India's trade deficit has surged to a whopping $185 billion for the financial year ended March 31, 2012 due to skyrocketing crude oil prices in the international market and this is expected to keep the rupee under pressure.
Releasing the provisional data, commerce and industry minister Anand Sharma said here on Friday said, "The large trade deficit is primarily because of crude oil prices.... It is beyond us to control or regulate the crude prices in the foreign market." India imports close to 80 per cent of its crude oil requirement leaving the country at the mercy of the global oil cartel.
The nation's crude oil bill touched the $150-billion mark while gold and silver imports were valued at $60 billion. "We are on course despite very difficult global scenario and the contraction of demand in the US and the Euro Zone crisis," the minister said.
Outbound shipments grew in new markets of Latin America and Africa offsetting to some extent the declining demand for Indian goods in the western countries. "Our current account deficit and trade deficit are a challenge.
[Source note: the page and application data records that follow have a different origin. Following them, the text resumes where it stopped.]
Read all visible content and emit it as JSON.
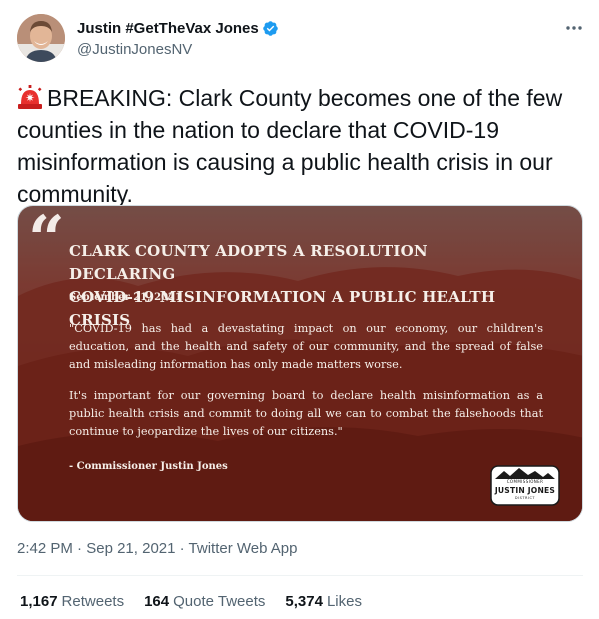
{
  "author": {
    "display_name": "Justin #GetTheVax Jones",
    "handle": "@JustinJonesNV",
    "verified": true,
    "avatar_icon": "profile-photo"
  },
  "tweet": {
    "text": "BREAKING: Clark County becomes one of the few counties in the nation to declare that COVID-19 misinformation is causing a public health crisis in our community.",
    "leading_emoji": "rotating-light-icon"
  },
  "media": {
    "title_line1": "CLARK COUNTY ADOPTS A RESOLUTION DECLARING",
    "title_line2": "COVID-19 MISINFORMATION A PUBLIC HEALTH CRISIS",
    "date": "September 21, 2021",
    "quote_p1": "\"COVID-19 has had a devastating impact on our economy, our children's education, and the health and safety of our community, and the spread of false and misleading information has only made matters worse.",
    "quote_p2": "It's important for our governing board to declare health misinformation as a public health crisis and commit to doing all we can to combat the falsehoods that continue to jeopardize the lives of our citizens.\"",
    "attribution": "- Commissioner Justin Jones",
    "logo_top": "COMMISSIONER",
    "logo_name": "JUSTIN JONES",
    "logo_bottom": "DISTRICT"
  },
  "meta": {
    "time": "2:42 PM",
    "date": "Sep 21, 2021",
    "source": "Twitter Web App"
  },
  "stats": [
    {
      "count": "1,167",
      "label": "Retweets"
    },
    {
      "count": "164",
      "label": "Quote Tweets"
    },
    {
      "count": "5,374",
      "label": "Likes"
    }
  ],
  "colors": {
    "verified_blue": "#1d9bf0",
    "secondary_text": "#536471",
    "media_red": "#7a2a22"
  }
}
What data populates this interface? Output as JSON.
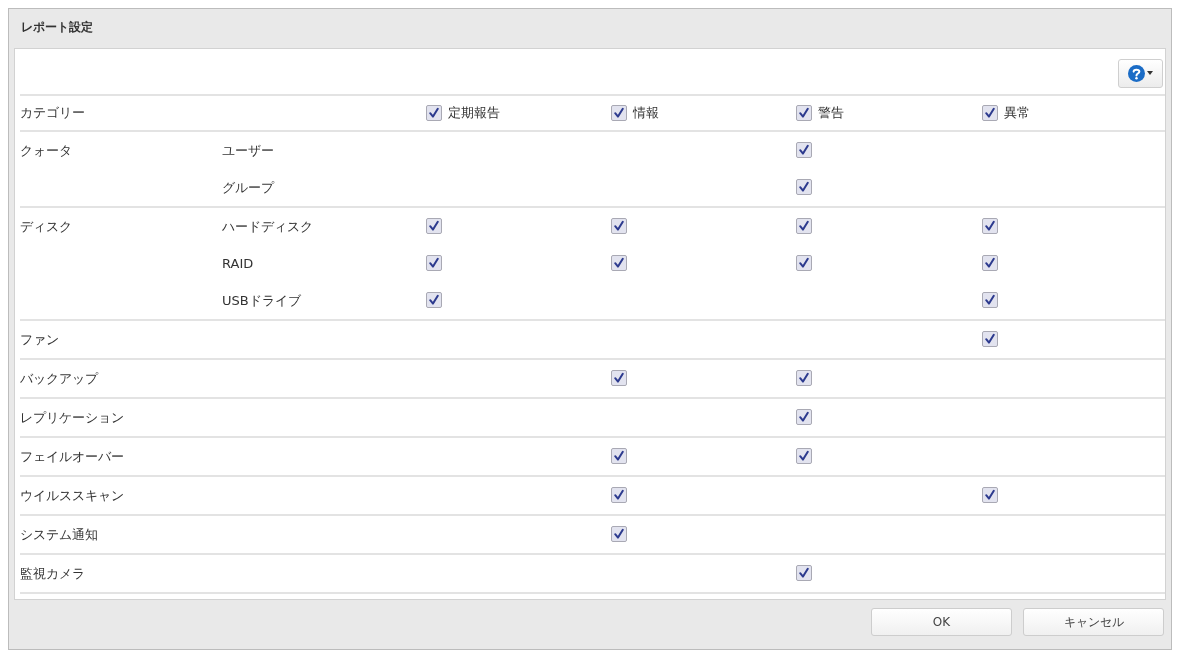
{
  "dialog": {
    "title": "レポート設定"
  },
  "table": {
    "header": {
      "label": "カテゴリー",
      "columns": [
        {
          "label": "定期報告",
          "checked": true
        },
        {
          "label": "情報",
          "checked": true
        },
        {
          "label": "警告",
          "checked": true
        },
        {
          "label": "異常",
          "checked": true
        }
      ]
    },
    "rows": [
      {
        "label": "クォータ",
        "children": [
          {
            "label": "ユーザー",
            "cells": [
              null,
              null,
              {
                "checked": true
              },
              null
            ]
          },
          {
            "label": "グループ",
            "cells": [
              null,
              null,
              {
                "checked": true
              },
              null
            ]
          }
        ]
      },
      {
        "label": "ディスク",
        "children": [
          {
            "label": "ハードディスク",
            "cells": [
              {
                "checked": true
              },
              {
                "checked": true
              },
              {
                "checked": true
              },
              {
                "checked": true
              }
            ]
          },
          {
            "label": "RAID",
            "cells": [
              {
                "checked": true
              },
              {
                "checked": true
              },
              {
                "checked": true
              },
              {
                "checked": true
              }
            ]
          },
          {
            "label": "USBドライブ",
            "cells": [
              {
                "checked": true
              },
              null,
              null,
              {
                "checked": true
              }
            ]
          }
        ]
      },
      {
        "label": "ファン",
        "cells": [
          null,
          null,
          null,
          {
            "checked": true
          }
        ]
      },
      {
        "label": "バックアップ",
        "cells": [
          null,
          {
            "checked": true
          },
          {
            "checked": true
          },
          null
        ]
      },
      {
        "label": "レプリケーション",
        "cells": [
          null,
          null,
          {
            "checked": true
          },
          null
        ]
      },
      {
        "label": "フェイルオーバー",
        "cells": [
          null,
          {
            "checked": true
          },
          {
            "checked": true
          },
          null
        ]
      },
      {
        "label": "ウイルススキャン",
        "cells": [
          null,
          {
            "checked": true
          },
          null,
          {
            "checked": true
          }
        ]
      },
      {
        "label": "システム通知",
        "cells": [
          null,
          {
            "checked": true
          },
          null,
          null
        ]
      },
      {
        "label": "監視カメラ",
        "cells": [
          null,
          null,
          {
            "checked": true
          },
          null
        ]
      }
    ]
  },
  "buttons": [
    "OK",
    "キャンセル"
  ]
}
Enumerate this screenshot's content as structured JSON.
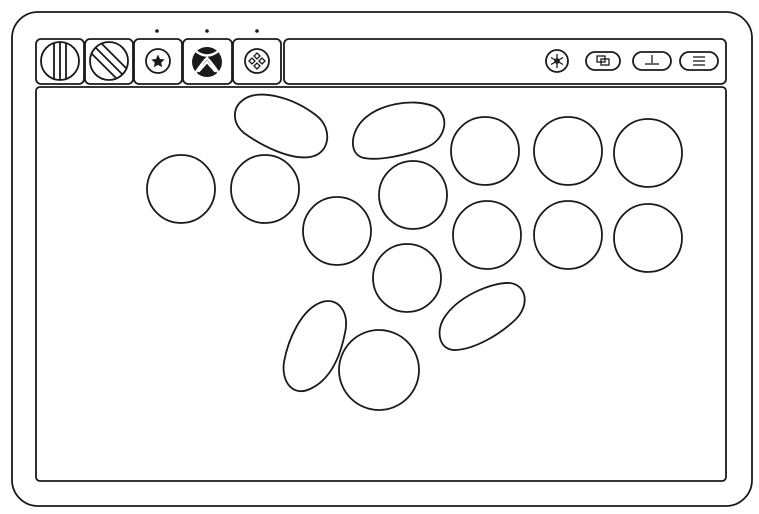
{
  "device": {
    "mode_tabs": [
      {
        "id": "mode-1",
        "icon": "vertical-lines-icon",
        "active": false
      },
      {
        "id": "mode-2",
        "icon": "slash-circle-icon",
        "active": false
      },
      {
        "id": "mode-3",
        "icon": "star-icon",
        "active": false
      },
      {
        "id": "mode-4",
        "icon": "xbox-logo-icon",
        "active": true
      },
      {
        "id": "mode-5",
        "icon": "dpad-diamond-icon",
        "active": false
      }
    ],
    "system_buttons": [
      {
        "id": "guide",
        "icon": "snowflake-icon"
      },
      {
        "id": "view",
        "icon": "view-windows-icon"
      },
      {
        "id": "share",
        "icon": "share-tray-icon"
      },
      {
        "id": "menu",
        "icon": "hamburger-menu-icon"
      }
    ],
    "action_buttons": [
      {
        "id": "bean-top-left",
        "shape": "bean"
      },
      {
        "id": "bean-top-right",
        "shape": "bean"
      },
      {
        "id": "round-left",
        "shape": "circle"
      },
      {
        "id": "round-left-2",
        "shape": "circle"
      },
      {
        "id": "round-mid-upper",
        "shape": "circle"
      },
      {
        "id": "round-mid-lower",
        "shape": "circle"
      },
      {
        "id": "round-center",
        "shape": "circle"
      },
      {
        "id": "round-center-low",
        "shape": "circle"
      },
      {
        "id": "face-1",
        "shape": "circle"
      },
      {
        "id": "face-2",
        "shape": "circle"
      },
      {
        "id": "face-3",
        "shape": "circle"
      },
      {
        "id": "face-4",
        "shape": "circle"
      },
      {
        "id": "face-5",
        "shape": "circle"
      },
      {
        "id": "face-6",
        "shape": "circle"
      },
      {
        "id": "bean-bottom-left",
        "shape": "bean"
      },
      {
        "id": "thumb-large",
        "shape": "circle"
      },
      {
        "id": "bean-bottom-right",
        "shape": "bean"
      }
    ]
  }
}
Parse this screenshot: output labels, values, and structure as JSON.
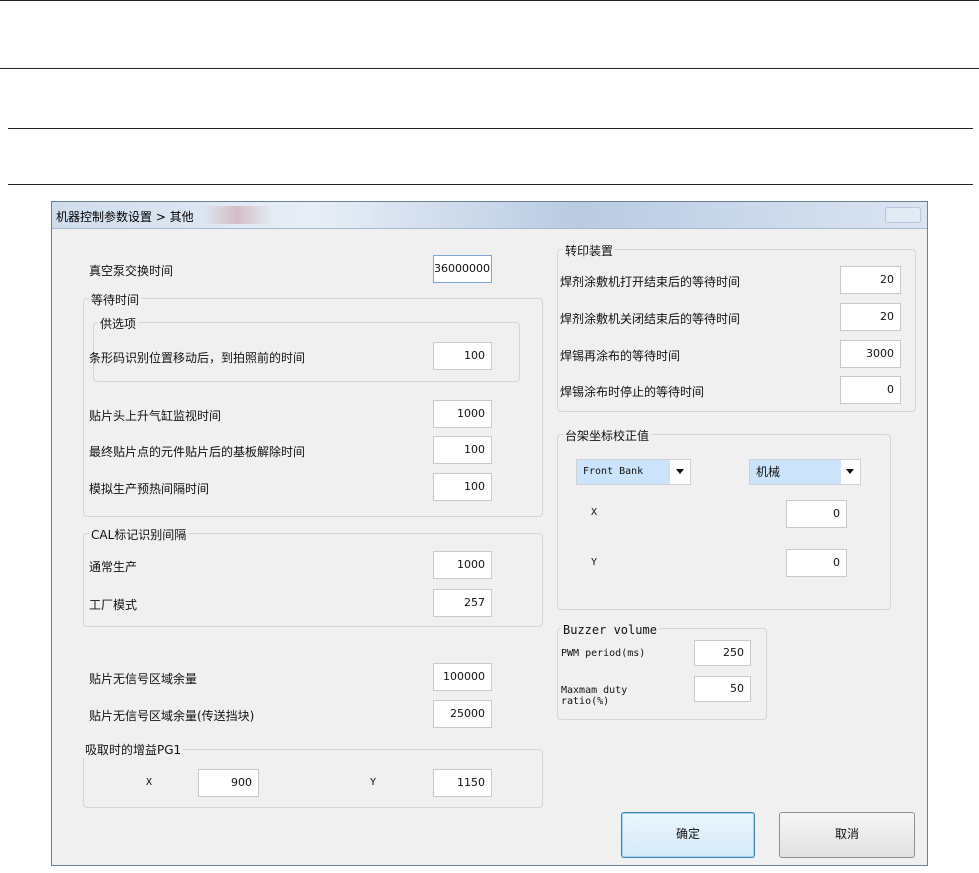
{
  "window": {
    "title": "机器控制参数设置 > 其他"
  },
  "left": {
    "vacuum_label": "真空泵交换时间",
    "vacuum_value": "36000000",
    "wait_group_title": "等待时间",
    "option_group_title": "供选项",
    "barcode_label": "条形码识别位置移动后，到拍照前的时间",
    "barcode_value": "100",
    "cylinder_label": "贴片头上升气缸监视时间",
    "cylinder_value": "1000",
    "release_label": "最终贴片点的元件贴片后的基板解除时间",
    "release_value": "100",
    "preheat_label": "模拟生产预热间隔时间",
    "preheat_value": "100",
    "cal_group_title": "CAL标记识别间隔",
    "normal_label": "通常生产",
    "normal_value": "1000",
    "factory_label": "工厂模式",
    "factory_value": "257",
    "nosignal_label": "贴片无信号区域余量",
    "nosignal_value": "100000",
    "nosignal_conv_label": "贴片无信号区域余量(传送挡块)",
    "nosignal_conv_value": "25000",
    "gain_group_title": "吸取时的增益PG1",
    "gain_x_label": "X",
    "gain_x_value": "900",
    "gain_y_label": "Y",
    "gain_y_value": "1150"
  },
  "right": {
    "transfer_group_title": "转印装置",
    "flux_open_label": "焊剂涂敷机打开结束后的等待时间",
    "flux_open_value": "20",
    "flux_close_label": "焊剂涂敷机关闭结束后的等待时间",
    "flux_close_value": "20",
    "solder_recoat_label": "焊锡再涂布的等待时间",
    "solder_recoat_value": "3000",
    "solder_stop_label": "焊锡涂布时停止的等待时间",
    "solder_stop_value": "0",
    "gantry_group_title": "台架坐标校正值",
    "bank_select": "Front Bank",
    "mode_select": "机械",
    "gantry_x_label": "X",
    "gantry_x_value": "0",
    "gantry_y_label": "Y",
    "gantry_y_value": "0",
    "buzzer_group_title": "Buzzer volume",
    "pwm_label": "PWM period(ms)",
    "pwm_value": "250",
    "duty_label": "Maxmam duty\nratio(%)",
    "duty_value": "50"
  },
  "buttons": {
    "ok": "确定",
    "cancel": "取消"
  }
}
Both are under stress. Trade deficit is primarily because of high crude oil prices," he said. The trade deficit in 2010-11 was a more manageable $104.4 billion.
The high current account deficit will entail purchase of more dollars to finance imports, which is likely to further weaken the rupee. This in turn will make imports even more costlier. The rupee had fallen by nearly 16 per cent vis-a-vis the dollar in 2011 before recovering somewhat this year.
Sharma said that exports for 2011-2012 have exceeded $300 billion to surpass the 20 per cent growth target despite a slowdown in the US and Europe, which constitute the main markets for India.
However, imports have jumped by 38.2 per cent yearon-year to $485 billion during April-March. Apart from the crude bill, gold imports of nearly $59 billion have also helped widen the trade deficit. In 2010-11, Indian imports rose 21.6 per cent from a year earlier to $350.7 billion while exports grew 37.6 per cent on year to touch nearly $246 billion.
Meanwhile, services exports, which include the IT sector, grew by 1.8 per cent to $11.23 billion in February this fiscal over the previous month, the Reserve Bank said. Export of services were $11.02 billion in January. Total services exports during April-February now work out to $124.25 billion and will offset part of the huge trade deficit and reduce the burgeoning current account deficit.
Courtesy: Mail Today